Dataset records

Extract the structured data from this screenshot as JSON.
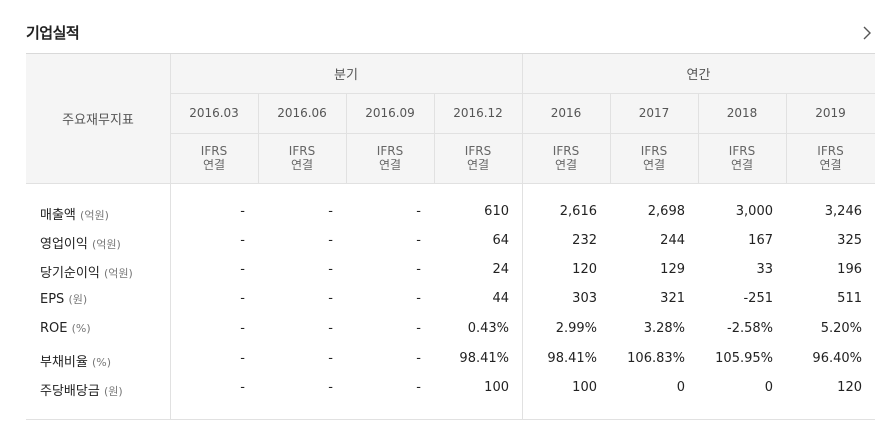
{
  "section": {
    "title": "기업실적"
  },
  "table": {
    "corner_label": "주요재무지표",
    "groups": [
      {
        "label": "분기"
      },
      {
        "label": "연간"
      }
    ],
    "columns": [
      {
        "period": "2016.03",
        "basis1": "IFRS",
        "basis2": "연결"
      },
      {
        "period": "2016.06",
        "basis1": "IFRS",
        "basis2": "연결"
      },
      {
        "period": "2016.09",
        "basis1": "IFRS",
        "basis2": "연결"
      },
      {
        "period": "2016.12",
        "basis1": "IFRS",
        "basis2": "연결"
      },
      {
        "period": "2016",
        "basis1": "IFRS",
        "basis2": "연결"
      },
      {
        "period": "2017",
        "basis1": "IFRS",
        "basis2": "연결"
      },
      {
        "period": "2018",
        "basis1": "IFRS",
        "basis2": "연결"
      },
      {
        "period": "2019",
        "basis1": "IFRS",
        "basis2": "연결"
      }
    ],
    "rows": [
      {
        "label": "매출액",
        "unit": "(억원)",
        "values": [
          "-",
          "-",
          "-",
          "610",
          "2,616",
          "2,698",
          "3,000",
          "3,246"
        ]
      },
      {
        "label": "영업이익",
        "unit": "(억원)",
        "values": [
          "-",
          "-",
          "-",
          "64",
          "232",
          "244",
          "167",
          "325"
        ]
      },
      {
        "label": "당기순이익",
        "unit": "(억원)",
        "values": [
          "-",
          "-",
          "-",
          "24",
          "120",
          "129",
          "33",
          "196"
        ]
      },
      {
        "label": "EPS",
        "unit": "(원)",
        "values": [
          "-",
          "-",
          "-",
          "44",
          "303",
          "321",
          "-251",
          "511"
        ]
      },
      {
        "label": "ROE",
        "unit": "(%)",
        "values": [
          "-",
          "-",
          "-",
          "0.43%",
          "2.99%",
          "3.28%",
          "-2.58%",
          "5.20%"
        ]
      },
      {
        "label": "부채비율",
        "unit": "(%)",
        "values": [
          "-",
          "-",
          "-",
          "98.41%",
          "98.41%",
          "106.83%",
          "105.95%",
          "96.40%"
        ]
      },
      {
        "label": "주당배당금",
        "unit": "(원)",
        "values": [
          "-",
          "-",
          "-",
          "100",
          "100",
          "0",
          "0",
          "120"
        ]
      }
    ]
  }
}
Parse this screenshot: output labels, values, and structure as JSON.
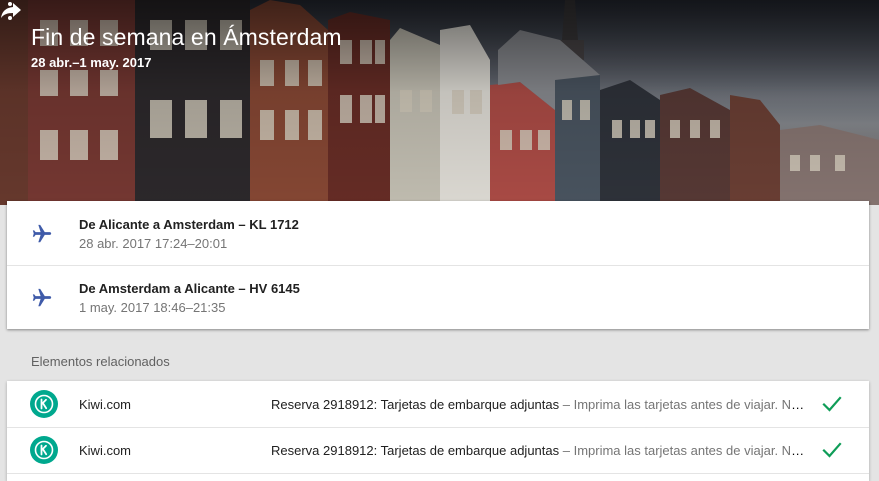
{
  "header": {
    "title": "Fin de semana en Ámsterdam",
    "dates": "28 abr.–1 may. 2017",
    "icons": {
      "share": "share-icon",
      "more": "more-vert-icon"
    }
  },
  "flights": [
    {
      "title": "De Alicante a Amsterdam – KL 1712",
      "time": "28 abr. 2017 17:24–20:01",
      "icon": "airplane-icon"
    },
    {
      "title": "De Amsterdam a Alicante – HV 6145",
      "time": "1 may. 2017 18:46–21:35",
      "icon": "airplane-icon"
    }
  ],
  "related": {
    "heading": "Elementos relacionados",
    "items": [
      {
        "sender": "Kiwi.com",
        "subject": "Reserva 2918912: Tarjetas de embarque adjuntas",
        "snippet": " – Imprima las tarjetas antes de viajar. Nú…",
        "status_icon": "check-icon"
      },
      {
        "sender": "Kiwi.com",
        "subject": "Reserva 2918912: Tarjetas de embarque adjuntas",
        "snippet": " – Imprima las tarjetas antes de viajar. Nú…",
        "status_icon": "check-icon"
      }
    ]
  },
  "colors": {
    "plane_icon": "#3f5ba9",
    "kiwi_brand": "#00a88e",
    "check": "#0f9d58"
  }
}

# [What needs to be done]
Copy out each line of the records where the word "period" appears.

# [Exercise output]
        "period": "2016.03",
        "period": "2016.06",
        "period": "2016.09",
        "period": "2016.12",
        "period": "2016",
        "period": "2017",
        "period": "2018",
        "period": "2019",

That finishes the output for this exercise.